I particularly liked her unrefined, undeveloped poetry and prose.


I am both of your directions

Somehow remaining hanging downward

the most 

but strong as a cobweb in the

wind-I exist more with the cold glistening frost.

But my beaded rays have the colours I’ve 

seen in a painting-ah life they 

have cheated you

In a footnote, it is revealed that Marilyn wrote several variations on the theme of the twofold course of life, and gives an example that can be found in Norman Rosten’s book:

To The Weeping Willow

I stood beneath your limbs

And you flowered and finally

clung to me,

and when the wind struck with the earth

and sand-you clung to me.

Thinner than a cobweb I,

sheerer than any-

but it did attach itself

and held fast in strong winds

life-of which at singular times

I am both of your directions-

somehow I remain hanging downward the most,

as both of your directions pull me.

We all come to her writing with our own prejudices and ideas, and of course it is hard not to read it outside of the context of what we know about her life’s end, (conspiracy theories not withstanding), which imbues some of the lines with a melancholy.

Oh damn I wish that I were

dead-absolutely nonexistent-

gone away from here-from

everywhere but how would I (the words ‘do it’ are crossed out)

There is always bridges-the Brooklyn


But I love that bridge (everything is beautiful from there

and the air is so clean) walking it seems

peaceful even with all those

cars going underneath. So

it would have to be some other bridge

an ugly one with no view-except

I like in particular all bridges-there’s some-

thing about them and besides I’ve 

never seen an ugly bridge

The second book is her autobiography, the manuscript being published over a decade after her death.

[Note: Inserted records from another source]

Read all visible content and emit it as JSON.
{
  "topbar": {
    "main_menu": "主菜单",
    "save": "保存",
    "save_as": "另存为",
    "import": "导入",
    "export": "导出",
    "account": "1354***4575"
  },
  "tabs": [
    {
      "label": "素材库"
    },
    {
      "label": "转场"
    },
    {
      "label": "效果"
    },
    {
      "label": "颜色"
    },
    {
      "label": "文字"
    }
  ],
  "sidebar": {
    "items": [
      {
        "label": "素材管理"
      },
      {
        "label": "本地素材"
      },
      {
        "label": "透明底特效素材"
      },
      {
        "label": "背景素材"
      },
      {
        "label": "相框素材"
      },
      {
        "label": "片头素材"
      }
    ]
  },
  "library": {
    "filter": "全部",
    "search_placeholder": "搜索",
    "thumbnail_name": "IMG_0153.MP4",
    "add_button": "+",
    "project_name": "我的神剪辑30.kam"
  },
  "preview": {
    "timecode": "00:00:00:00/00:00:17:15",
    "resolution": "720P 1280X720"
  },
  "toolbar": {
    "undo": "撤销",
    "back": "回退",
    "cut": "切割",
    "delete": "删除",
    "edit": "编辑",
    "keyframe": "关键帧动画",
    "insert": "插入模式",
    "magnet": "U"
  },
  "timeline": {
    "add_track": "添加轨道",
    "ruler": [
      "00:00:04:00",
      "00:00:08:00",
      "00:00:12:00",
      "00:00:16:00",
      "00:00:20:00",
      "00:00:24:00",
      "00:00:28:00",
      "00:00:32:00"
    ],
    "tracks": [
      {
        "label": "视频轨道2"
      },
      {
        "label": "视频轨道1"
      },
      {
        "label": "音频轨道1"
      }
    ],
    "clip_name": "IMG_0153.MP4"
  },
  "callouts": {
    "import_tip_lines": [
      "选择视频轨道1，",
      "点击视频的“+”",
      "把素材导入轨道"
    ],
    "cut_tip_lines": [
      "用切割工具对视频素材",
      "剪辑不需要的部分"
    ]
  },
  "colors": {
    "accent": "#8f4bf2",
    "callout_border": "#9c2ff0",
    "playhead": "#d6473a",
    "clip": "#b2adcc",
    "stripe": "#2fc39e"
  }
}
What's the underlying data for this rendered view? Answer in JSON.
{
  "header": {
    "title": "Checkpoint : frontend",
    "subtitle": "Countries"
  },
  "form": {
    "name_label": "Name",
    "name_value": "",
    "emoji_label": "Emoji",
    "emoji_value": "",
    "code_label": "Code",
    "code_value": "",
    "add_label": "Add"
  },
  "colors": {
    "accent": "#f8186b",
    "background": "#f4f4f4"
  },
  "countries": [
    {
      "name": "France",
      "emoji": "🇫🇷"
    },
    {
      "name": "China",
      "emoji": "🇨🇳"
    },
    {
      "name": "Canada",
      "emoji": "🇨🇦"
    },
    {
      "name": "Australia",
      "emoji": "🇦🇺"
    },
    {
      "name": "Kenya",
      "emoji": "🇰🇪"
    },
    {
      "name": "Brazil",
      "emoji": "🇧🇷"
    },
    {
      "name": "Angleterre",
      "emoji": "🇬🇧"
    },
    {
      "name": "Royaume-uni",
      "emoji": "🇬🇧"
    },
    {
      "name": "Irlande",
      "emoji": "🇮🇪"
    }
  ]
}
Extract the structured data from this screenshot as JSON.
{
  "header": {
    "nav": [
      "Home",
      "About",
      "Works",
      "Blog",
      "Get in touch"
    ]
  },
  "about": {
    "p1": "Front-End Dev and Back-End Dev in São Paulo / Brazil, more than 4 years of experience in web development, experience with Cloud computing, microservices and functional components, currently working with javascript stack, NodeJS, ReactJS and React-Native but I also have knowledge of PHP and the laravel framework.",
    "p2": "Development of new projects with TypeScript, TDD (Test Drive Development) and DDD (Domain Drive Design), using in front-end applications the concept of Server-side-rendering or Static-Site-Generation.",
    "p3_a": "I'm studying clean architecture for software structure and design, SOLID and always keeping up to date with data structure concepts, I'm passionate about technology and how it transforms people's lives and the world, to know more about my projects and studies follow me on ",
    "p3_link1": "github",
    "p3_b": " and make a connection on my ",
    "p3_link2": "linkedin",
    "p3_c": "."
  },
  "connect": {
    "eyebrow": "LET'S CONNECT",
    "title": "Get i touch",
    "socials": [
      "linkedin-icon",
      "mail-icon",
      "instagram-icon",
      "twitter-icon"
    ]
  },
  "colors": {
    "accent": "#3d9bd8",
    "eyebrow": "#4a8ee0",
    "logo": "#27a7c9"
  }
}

In it she throws light on her early, troubled life as Norma Jean, a girl from an orphanage, plagued by fears of hereditary mental illness, and devoid of friendship and any real sense of belonging. She tells of the time she was molested by a ‘respected’ adult, and nobody would listen to her. She went from one foster home to another. Then, as she got older, her body began to develop and, suddenly, for the first time in her life, people began to notice her, particularly the boys in her school. She got her first real boyfriend, a twenty-one year old who believed her to be eighteen rather than the thirteen year old that she actually was. She fooled him by ‘keeping my mouth shut and walking a little fancy.’

When he informed her that they were going to the beach, swimming, and having no costume of her own, she rushed to borrow one from her ‘sister’ who was smaller than she was.

It was there, in her ill-fitting bathing suit, that she discovered even more that the unwanted child who nobody minded was now garnering the attention of others, both men and women.

I paid no attention to the whistles and whoops. In fact, I didn’t hear them. I was full of a strange feeling, as if I were two people. One of them was Norma Jean from the orphanage who belonged to nobody. The other was someone whose name I didn’t know. But I knew where she belonged. She belonged to the ocean and the sky and the whole world.

In the part where she rejects the advances of the head of a studio, rather than sleep her way to her big break, there follows the poignant:

I drove to my room in my car. Yes, there was something special about me, and I knew what it was. I was the kind of girl they found dead in a hall bedroom with an empty bottle of sleeping pills in her hand.

The book goes on to tell how Marilyn went from a bit part player to the hottest thing in Hollywood, the manuscript ending when she marries Joe DiMaggio and goes to entertain the troops in Korea. It is a pity the story ends there, as I would have loved to read her personal account of the rest of her life, but, alas, we will have to turn to the writings of others for that. I loved My Story, and will now read a biography of her life (I have in mind the Donald Spoto one), but it is to these two books that I will undoubtedly return. She comes across as a complex character, in equal parts intelligent, erudite, charming, witty, fragile, and vulnerable. There was much more to her than the Hollywood image that she was portrayed as. She was many things, but she was definitely not some dumb blonde.